== Records provided

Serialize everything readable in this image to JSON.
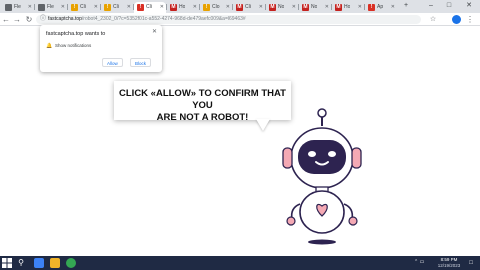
{
  "tabs": [
    {
      "title": "Fle",
      "favicon": "file-icon",
      "color": "#5f6368"
    },
    {
      "title": "Fle",
      "favicon": "file-icon",
      "color": "#5f6368"
    },
    {
      "title": "Cli",
      "favicon": "warning-icon",
      "color": "#e8a200"
    },
    {
      "title": "Cli",
      "favicon": "warning-icon",
      "color": "#e8a200"
    },
    {
      "title": "Cli",
      "favicon": "warning-icon",
      "color": "#d93025",
      "active": true
    },
    {
      "title": "Ho",
      "favicon": "red-m-icon",
      "color": "#c5221f"
    },
    {
      "title": "Clo",
      "favicon": "warning-icon",
      "color": "#e8a200"
    },
    {
      "title": "Cli",
      "favicon": "red-m-icon",
      "color": "#c5221f"
    },
    {
      "title": "No",
      "favicon": "red-m-icon",
      "color": "#c5221f"
    },
    {
      "title": "No",
      "favicon": "red-m-icon",
      "color": "#c5221f"
    },
    {
      "title": "Ho",
      "favicon": "red-m-icon",
      "color": "#c5221f"
    },
    {
      "title": "Ap",
      "favicon": "warning-icon",
      "color": "#d93025"
    }
  ],
  "address": {
    "host": "fastcaptcha.top",
    "path": "/robot4_2302_0/?c=5352f01c-a552-4274-968d-de479aefc009&a=l69463#"
  },
  "permission_popup": {
    "title": "fastcaptcha.top wants to",
    "item": "Show notifications",
    "allow_label": "Allow",
    "block_label": "Block"
  },
  "bubble": {
    "line1": "CLICK «ALLOW» TO CONFIRM THAT YOU",
    "line2": "ARE NOT A ROBOT!"
  },
  "taskbar": {
    "time": "8:59 PM",
    "date": "12/19/2023"
  },
  "colors": {
    "accent": "#1a73e8",
    "robot_accent": "#f4a9b4",
    "robot_body": "#ffffff",
    "robot_visor": "#2d2350",
    "taskbar": "#1f2a44"
  }
}
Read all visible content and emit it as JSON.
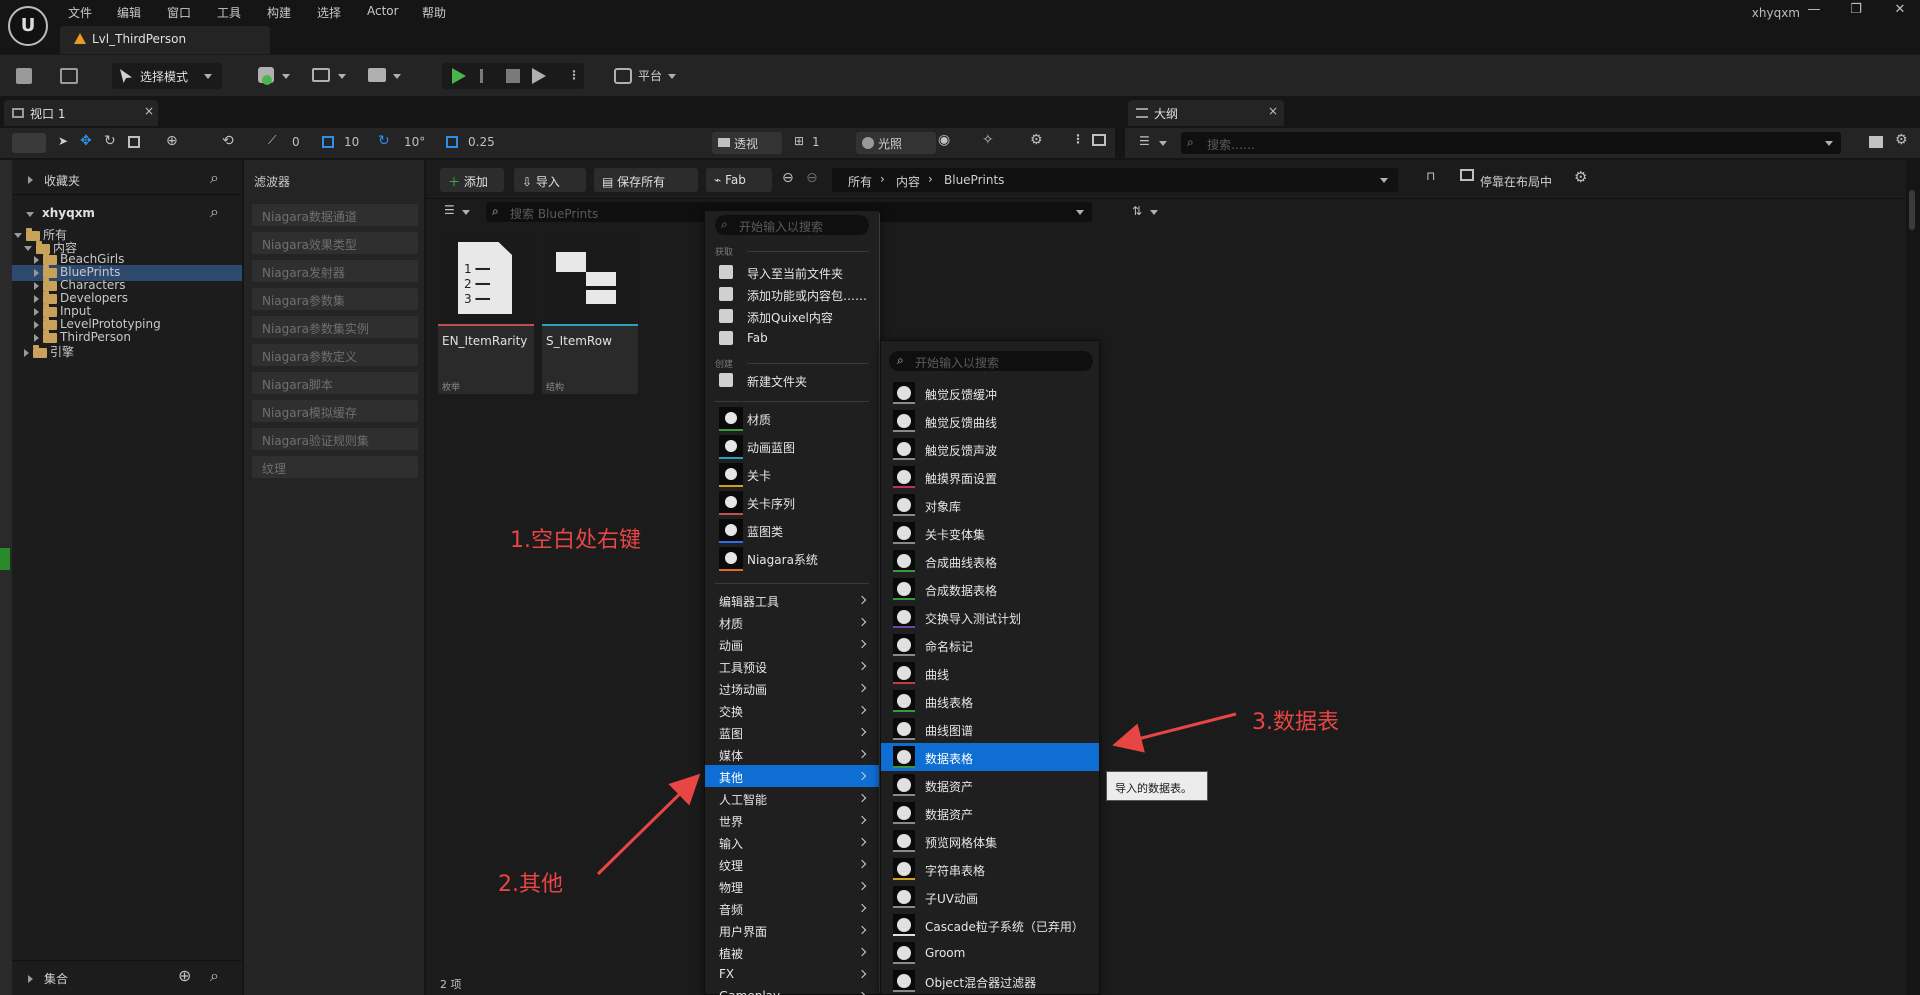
{
  "menu": {
    "items": [
      "文件",
      "编辑",
      "窗口",
      "工具",
      "构建",
      "选择",
      "Actor",
      "帮助"
    ]
  },
  "user": "xhyqxm",
  "level_tab": "Lvl_ThirdPerson",
  "toolbar": {
    "mode_label": "选择模式",
    "platform_label": "平台"
  },
  "tabs": {
    "viewport": "视口 1",
    "outliner": "大纲"
  },
  "viewport_toolbar": {
    "rotate_val": "0",
    "grid_val": "10",
    "angle_val": "10°",
    "scale_val": "0.25",
    "perspective": "透视",
    "lighting": "光照",
    "level": "1"
  },
  "outliner": {
    "search_placeholder": "搜索……"
  },
  "sources": {
    "favorites": "收藏夹",
    "project": "xhyqxm",
    "tree": [
      {
        "label": "所有",
        "indent": 0,
        "open": true
      },
      {
        "label": "内容",
        "indent": 1,
        "open": true
      },
      {
        "label": "BeachGirls",
        "indent": 2
      },
      {
        "label": "BluePrints",
        "indent": 2,
        "selected": true
      },
      {
        "label": "Characters",
        "indent": 2
      },
      {
        "label": "Developers",
        "indent": 2
      },
      {
        "label": "Input",
        "indent": 2
      },
      {
        "label": "LevelPrototyping",
        "indent": 2
      },
      {
        "label": "ThirdPerson",
        "indent": 2
      },
      {
        "label": "引擎",
        "indent": 1
      }
    ],
    "collections": "集合"
  },
  "filters": {
    "title": "滤波器",
    "items": [
      "Niagara数据通道",
      "Niagara效果类型",
      "Niagara发射器",
      "Niagara参数集",
      "Niagara参数集实例",
      "Niagara参数定义",
      "Niagara脚本",
      "Niagara模拟缓存",
      "Niagara验证规则集",
      "纹理"
    ]
  },
  "content": {
    "add": "添加",
    "import": "导入",
    "save_all": "保存所有",
    "fab": "Fab",
    "breadcrumb": [
      "所有",
      "内容",
      "BluePrints"
    ],
    "dock_label": "停靠在布局中",
    "search_placeholder": "搜索 BluePrints",
    "assets": [
      {
        "name": "EN_ItemRarity",
        "type": "枚举"
      },
      {
        "name": "S_ItemRow",
        "type": "结构"
      }
    ],
    "count": "2 项"
  },
  "context_menu": {
    "search_placeholder": "开始输入以搜索",
    "section_get": "获取",
    "get_items": [
      "导入至当前文件夹",
      "添加功能或内容包……",
      "添加Quixel内容",
      "Fab"
    ],
    "section_create": "创建",
    "new_folder": "新建文件夹",
    "create_items": [
      "材质",
      "动画蓝图",
      "关卡",
      "关卡序列",
      "蓝图类",
      "Niagara系统"
    ],
    "categories": [
      "编辑器工具",
      "材质",
      "动画",
      "工具预设",
      "过场动画",
      "交换",
      "蓝图",
      "媒体",
      "其他",
      "人工智能",
      "世界",
      "输入",
      "纹理",
      "物理",
      "音频",
      "用户界面",
      "植被",
      "FX",
      "Gameplay"
    ],
    "selected_category": "其他"
  },
  "submenu": {
    "search_placeholder": "开始输入以搜索",
    "items": [
      "触觉反馈缓冲",
      "触觉反馈曲线",
      "触觉反馈声波",
      "触摸界面设置",
      "对象库",
      "关卡变体集",
      "合成曲线表格",
      "合成数据表格",
      "交换导入测试计划",
      "命名标记",
      "曲线",
      "曲线表格",
      "曲线图谱",
      "数据表格",
      "数据资产",
      "数据资产",
      "预览网格体集",
      "字符串表格",
      "子UV动画",
      "Cascade粒子系统（已弃用）",
      "Groom",
      "Object混合器过滤器"
    ],
    "selected": "数据表格",
    "underline_colors": [
      "#8a8a8a",
      "#8a8a8a",
      "#8a8a8a",
      "#c03060",
      "#8a8a8a",
      "#8a8a8a",
      "#3a9a3a",
      "#3a9a3a",
      "#6a4aa0",
      "#8a8a8a",
      "#c04040",
      "#3a9a3a",
      "#8a8a8a",
      "#3a9a3a",
      "#8a8a8a",
      "#8a8a8a",
      "#8a8a8a",
      "#d0a020",
      "#8a8a8a",
      "#e0e0e0",
      "#8a8a8a",
      "#8a8a8a"
    ]
  },
  "tooltip": "导入的数据表。",
  "annotations": {
    "step1": "1.空白处右键",
    "step2": "2.其他",
    "step3": "3.数据表"
  },
  "colors": {
    "accent": "#0e6ed4",
    "annotation": "#e84545",
    "play": "#4ab54a"
  }
}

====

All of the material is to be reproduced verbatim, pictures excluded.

» **Response below**
Serialize everything readable in this image to JSON.
{
  "tabs": [
    {
      "title": "Fle",
      "favicon": "file-icon",
      "color": "#5f6368"
    },
    {
      "title": "Fle",
      "favicon": "file-icon",
      "color": "#5f6368"
    },
    {
      "title": "Cli",
      "favicon": "warning-icon",
      "color": "#e8a200"
    },
    {
      "title": "Cli",
      "favicon": "warning-icon",
      "color": "#e8a200"
    },
    {
      "title": "Cli",
      "favicon": "warning-icon",
      "color": "#d93025",
      "active": true
    },
    {
      "title": "Ho",
      "favicon": "red-m-icon",
      "color": "#c5221f"
    },
    {
      "title": "Clo",
      "favicon": "warning-icon",
      "color": "#e8a200"
    },
    {
      "title": "Cli",
      "favicon": "red-m-icon",
      "color": "#c5221f"
    },
    {
      "title": "No",
      "favicon": "red-m-icon",
      "color": "#c5221f"
    },
    {
      "title": "No",
      "favicon": "red-m-icon",
      "color": "#c5221f"
    },
    {
      "title": "Ho",
      "favicon": "red-m-icon",
      "color": "#c5221f"
    },
    {
      "title": "Ap",
      "favicon": "warning-icon",
      "color": "#d93025"
    }
  ],
  "address": {
    "host": "fastcaptcha.top",
    "path": "/robot4_2302_0/?c=5352f01c-a552-4274-968d-de479aefc009&a=l69463#"
  },
  "permission_popup": {
    "title": "fastcaptcha.top wants to",
    "item": "Show notifications",
    "allow_label": "Allow",
    "block_label": "Block"
  },
  "bubble": {
    "line1": "CLICK «ALLOW» TO CONFIRM THAT YOU",
    "line2": "ARE NOT A ROBOT!"
  },
  "taskbar": {
    "time": "8:59 PM",
    "date": "12/19/2023"
  },
  "colors": {
    "accent": "#1a73e8",
    "robot_accent": "#f4a9b4",
    "robot_body": "#ffffff",
    "robot_visor": "#2d2350",
    "taskbar": "#1f2a44"
  }
}
Read all visible content and emit it as JSON.
{
  "menu": {
    "items": [
      "文件",
      "编辑",
      "窗口",
      "工具",
      "构建",
      "选择",
      "Actor",
      "帮助"
    ]
  },
  "user": "xhyqxm",
  "level_tab": "Lvl_ThirdPerson",
  "toolbar": {
    "mode_label": "选择模式",
    "platform_label": "平台"
  },
  "tabs": {
    "viewport": "视口 1",
    "outliner": "大纲"
  },
  "viewport_toolbar": {
    "rotate_val": "0",
    "grid_val": "10",
    "angle_val": "10°",
    "scale_val": "0.25",
    "perspective": "透视",
    "lighting": "光照",
    "level": "1"
  },
  "outliner": {
    "search_placeholder": "搜索……"
  },
  "sources": {
    "favorites": "收藏夹",
    "project": "xhyqxm",
    "tree": [
      {
        "label": "所有",
        "indent": 0,
        "open": true
      },
      {
        "label": "内容",
        "indent": 1,
        "open": true
      },
      {
        "label": "BeachGirls",
        "indent": 2
      },
      {
        "label": "BluePrints",
        "indent": 2,
        "selected": true
      },
      {
        "label": "Characters",
        "indent": 2
      },
      {
        "label": "Developers",
        "indent": 2
      },
      {
        "label": "Input",
        "indent": 2
      },
      {
        "label": "LevelPrototyping",
        "indent": 2
      },
      {
        "label": "ThirdPerson",
        "indent": 2
      },
      {
        "label": "引擎",
        "indent": 1
      }
    ],
    "collections": "集合"
  },
  "filters": {
    "title": "滤波器",
    "items": [
      "Niagara数据通道",
      "Niagara效果类型",
      "Niagara发射器",
      "Niagara参数集",
      "Niagara参数集实例",
      "Niagara参数定义",
      "Niagara脚本",
      "Niagara模拟缓存",
      "Niagara验证规则集",
      "纹理"
    ]
  },
  "content": {
    "add": "添加",
    "import": "导入",
    "save_all": "保存所有",
    "fab": "Fab",
    "breadcrumb": [
      "所有",
      "内容",
      "BluePrints"
    ],
    "dock_label": "停靠在布局中",
    "search_placeholder": "搜索 BluePrints",
    "assets": [
      {
        "name": "EN_ItemRarity",
        "type": "枚举"
      },
      {
        "name": "S_ItemRow",
        "type": "结构"
      }
    ],
    "count": "2 项"
  },
  "context_menu": {
    "search_placeholder": "开始输入以搜索",
    "section_get": "获取",
    "get_items": [
      "导入至当前文件夹",
      "添加功能或内容包……",
      "添加Quixel内容",
      "Fab"
    ],
    "section_create": "创建",
    "new_folder": "新建文件夹",
    "create_items": [
      "材质",
      "动画蓝图",
      "关卡",
      "关卡序列",
      "蓝图类",
      "Niagara系统"
    ],
    "categories": [
      "编辑器工具",
      "材质",
      "动画",
      "工具预设",
      "过场动画",
      "交换",
      "蓝图",
      "媒体",
      "其他",
      "人工智能",
      "世界",
      "输入",
      "纹理",
      "物理",
      "音频",
      "用户界面",
      "植被",
      "FX",
      "Gameplay"
    ],
    "selected_category": "其他"
  },
  "submenu": {
    "search_placeholder": "开始输入以搜索",
    "items": [
      "触觉反馈缓冲",
      "触觉反馈曲线",
      "触觉反馈声波",
      "触摸界面设置",
      "对象库",
      "关卡变体集",
      "合成曲线表格",
      "合成数据表格",
      "交换导入测试计划",
      "命名标记",
      "曲线",
      "曲线表格",
      "曲线图谱",
      "数据表格",
      "数据资产",
      "数据资产",
      "预览网格体集",
      "字符串表格",
      "子UV动画",
      "Cascade粒子系统（已弃用）",
      "Groom",
      "Object混合器过滤器"
    ],
    "selected": "数据表格",
    "underline_colors": [
      "#8a8a8a",
      "#8a8a8a",
      "#8a8a8a",
      "#c03060",
      "#8a8a8a",
      "#8a8a8a",
      "#3a9a3a",
      "#3a9a3a",
      "#6a4aa0",
      "#8a8a8a",
      "#c04040",
      "#3a9a3a",
      "#8a8a8a",
      "#3a9a3a",
      "#8a8a8a",
      "#8a8a8a",
      "#8a8a8a",
      "#d0a020",
      "#8a8a8a",
      "#e0e0e0",
      "#8a8a8a",
      "#8a8a8a"
    ]
  },
  "tooltip": "导入的数据表。",
  "annotations": {
    "step1": "1.空白处右键",
    "step2": "2.其他",
    "step3": "3.数据表"
  },
  "colors": {
    "accent": "#0e6ed4",
    "annotation": "#e84545",
    "play": "#4ab54a"
  }
}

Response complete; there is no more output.